Return every entry below word for word and leave out any picture.
─── Dataset extract ───
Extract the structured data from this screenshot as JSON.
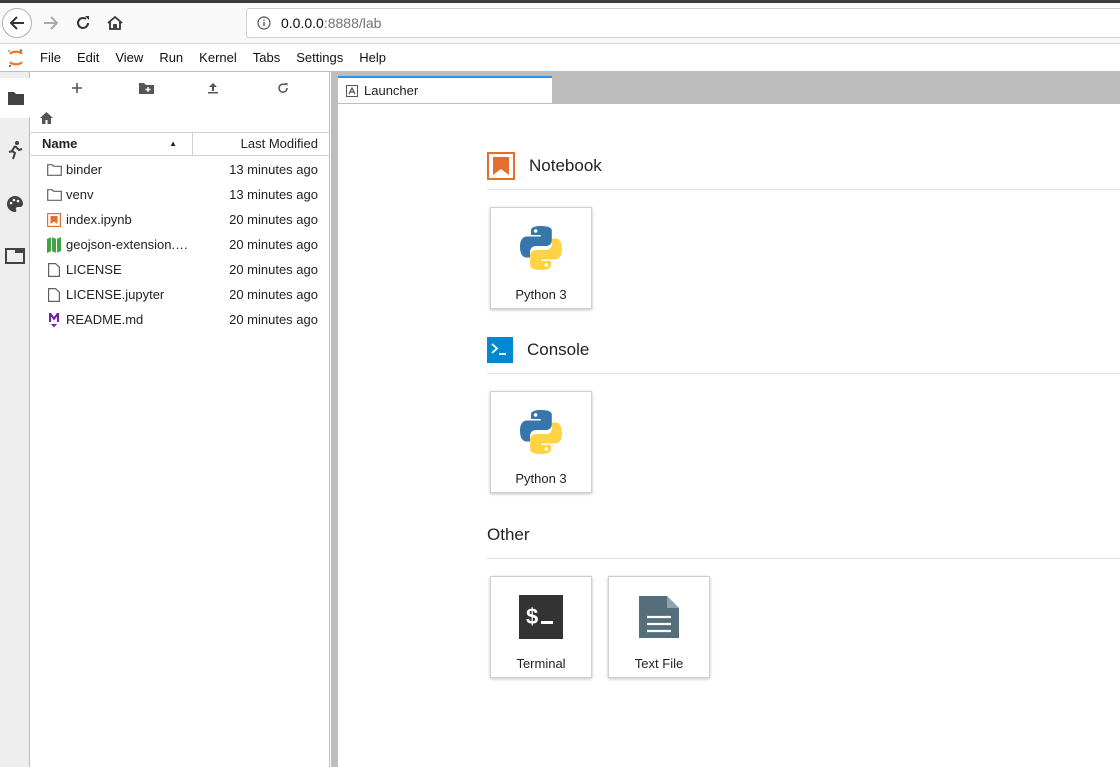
{
  "browser": {
    "url_host": "0.0.0.0",
    "url_rest": ":8888/lab",
    "icons": [
      "back-icon",
      "forward-icon",
      "reload-icon",
      "home-icon",
      "info-icon"
    ]
  },
  "menubar": {
    "items": [
      "File",
      "Edit",
      "View",
      "Run",
      "Kernel",
      "Tabs",
      "Settings",
      "Help"
    ]
  },
  "filebrowser": {
    "columns": {
      "name": "Name",
      "modified": "Last Modified"
    },
    "files": [
      {
        "name": "binder",
        "modified": "13 minutes ago",
        "icon": "folder-icon"
      },
      {
        "name": "venv",
        "modified": "13 minutes ago",
        "icon": "folder-icon"
      },
      {
        "name": "index.ipynb",
        "modified": "20 minutes ago",
        "icon": "notebook-icon"
      },
      {
        "name": "geojson-extension.…",
        "modified": "20 minutes ago",
        "icon": "map-icon"
      },
      {
        "name": "LICENSE",
        "modified": "20 minutes ago",
        "icon": "file-icon"
      },
      {
        "name": "LICENSE.jupyter",
        "modified": "20 minutes ago",
        "icon": "file-icon"
      },
      {
        "name": "README.md",
        "modified": "20 minutes ago",
        "icon": "markdown-icon"
      }
    ]
  },
  "tab": {
    "label": "Launcher"
  },
  "launcher": {
    "notebook": {
      "title": "Notebook",
      "cards": [
        "Python 3"
      ]
    },
    "console": {
      "title": "Console",
      "cards": [
        "Python 3"
      ]
    },
    "other": {
      "title": "Other",
      "cards": [
        "Terminal",
        "Text File"
      ]
    }
  },
  "colors": {
    "accent": "#2196f3",
    "notebook_orange": "#e46e2e",
    "console_blue": "#0288d1",
    "map_green": "#43a047",
    "markdown_purple": "#7b1fa2"
  }
}
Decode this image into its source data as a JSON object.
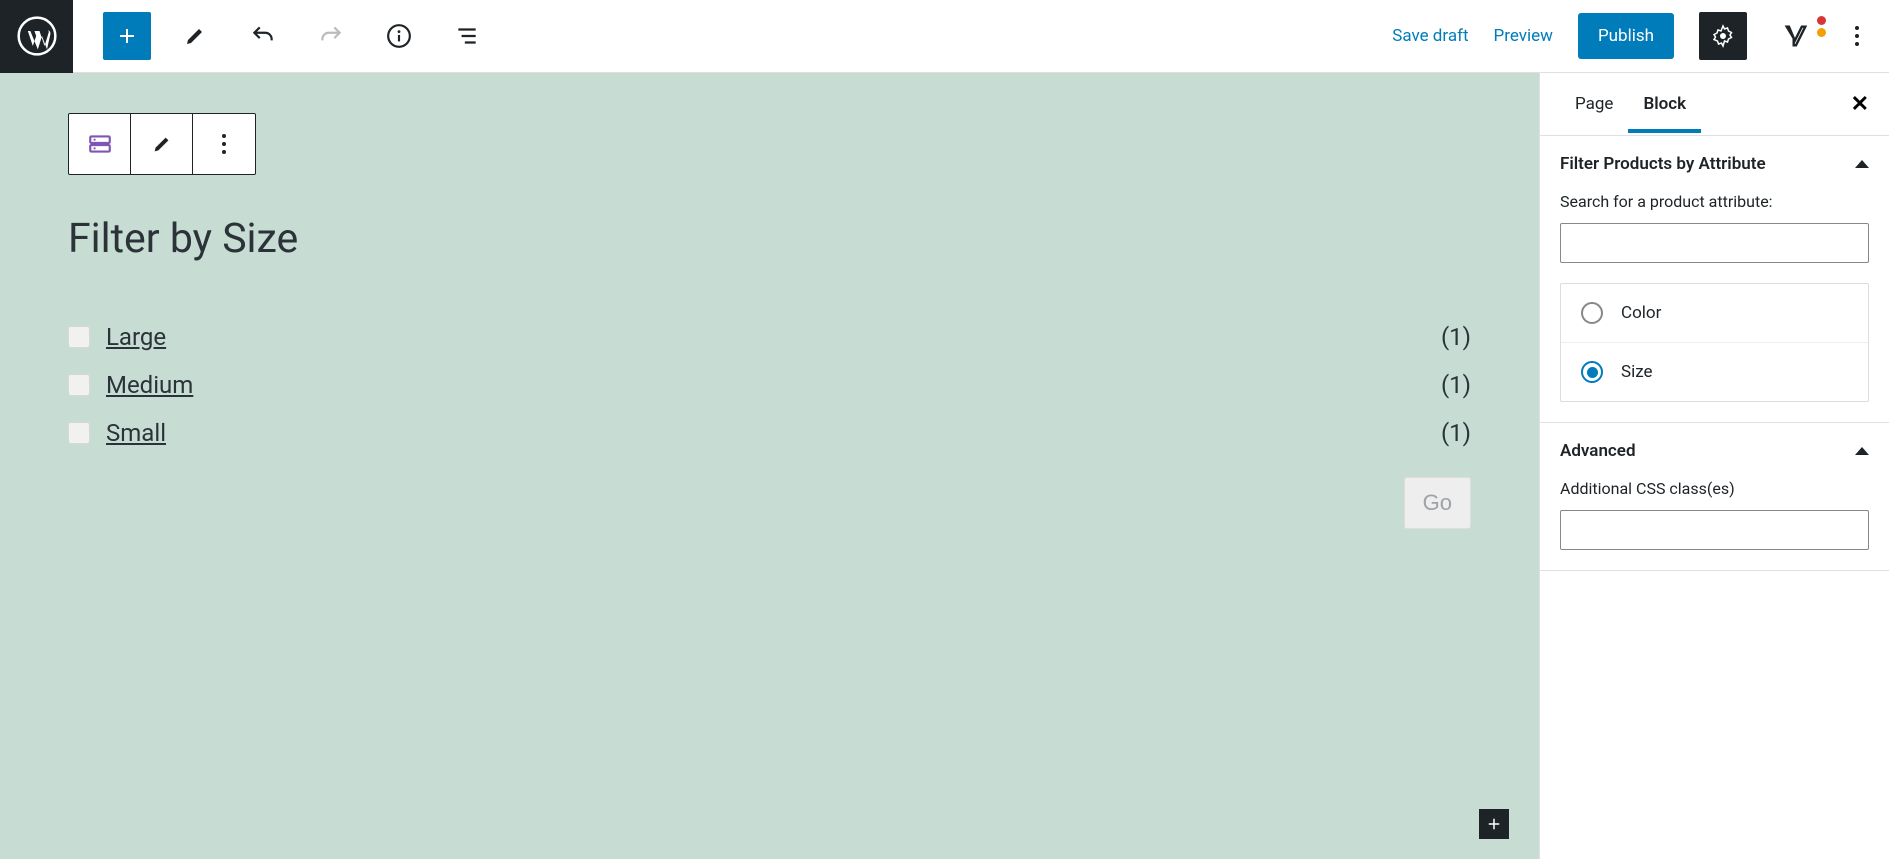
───
Written response -
Extract the structured data from this screenshot as JSON.
{
  "browser": {
    "url_host": "0.0.0.0",
    "url_rest": ":8888/lab",
    "icons": [
      "back-icon",
      "forward-icon",
      "reload-icon",
      "home-icon",
      "info-icon"
    ]
  },
  "menubar": {
    "items": [
      "File",
      "Edit",
      "View",
      "Run",
      "Kernel",
      "Tabs",
      "Settings",
      "Help"
    ]
  },
  "filebrowser": {
    "columns": {
      "name": "Name",
      "modified": "Last Modified"
    },
    "files": [
      {
        "name": "binder",
        "modified": "13 minutes ago",
        "icon": "folder-icon"
      },
      {
        "name": "venv",
        "modified": "13 minutes ago",
        "icon": "folder-icon"
      },
      {
        "name": "index.ipynb",
        "modified": "20 minutes ago",
        "icon": "notebook-icon"
      },
      {
        "name": "geojson-extension.…",
        "modified": "20 minutes ago",
        "icon": "map-icon"
      },
      {
        "name": "LICENSE",
        "modified": "20 minutes ago",
        "icon": "file-icon"
      },
      {
        "name": "LICENSE.jupyter",
        "modified": "20 minutes ago",
        "icon": "file-icon"
      },
      {
        "name": "README.md",
        "modified": "20 minutes ago",
        "icon": "markdown-icon"
      }
    ]
  },
  "tab": {
    "label": "Launcher"
  },
  "launcher": {
    "notebook": {
      "title": "Notebook",
      "cards": [
        "Python 3"
      ]
    },
    "console": {
      "title": "Console",
      "cards": [
        "Python 3"
      ]
    },
    "other": {
      "title": "Other",
      "cards": [
        "Terminal",
        "Text File"
      ]
    }
  },
  "colors": {
    "accent": "#2196f3",
    "notebook_orange": "#e46e2e",
    "console_blue": "#0288d1",
    "map_green": "#43a047",
    "markdown_purple": "#7b1fa2"
  }
}
Decode this image into its source data as a JSON object.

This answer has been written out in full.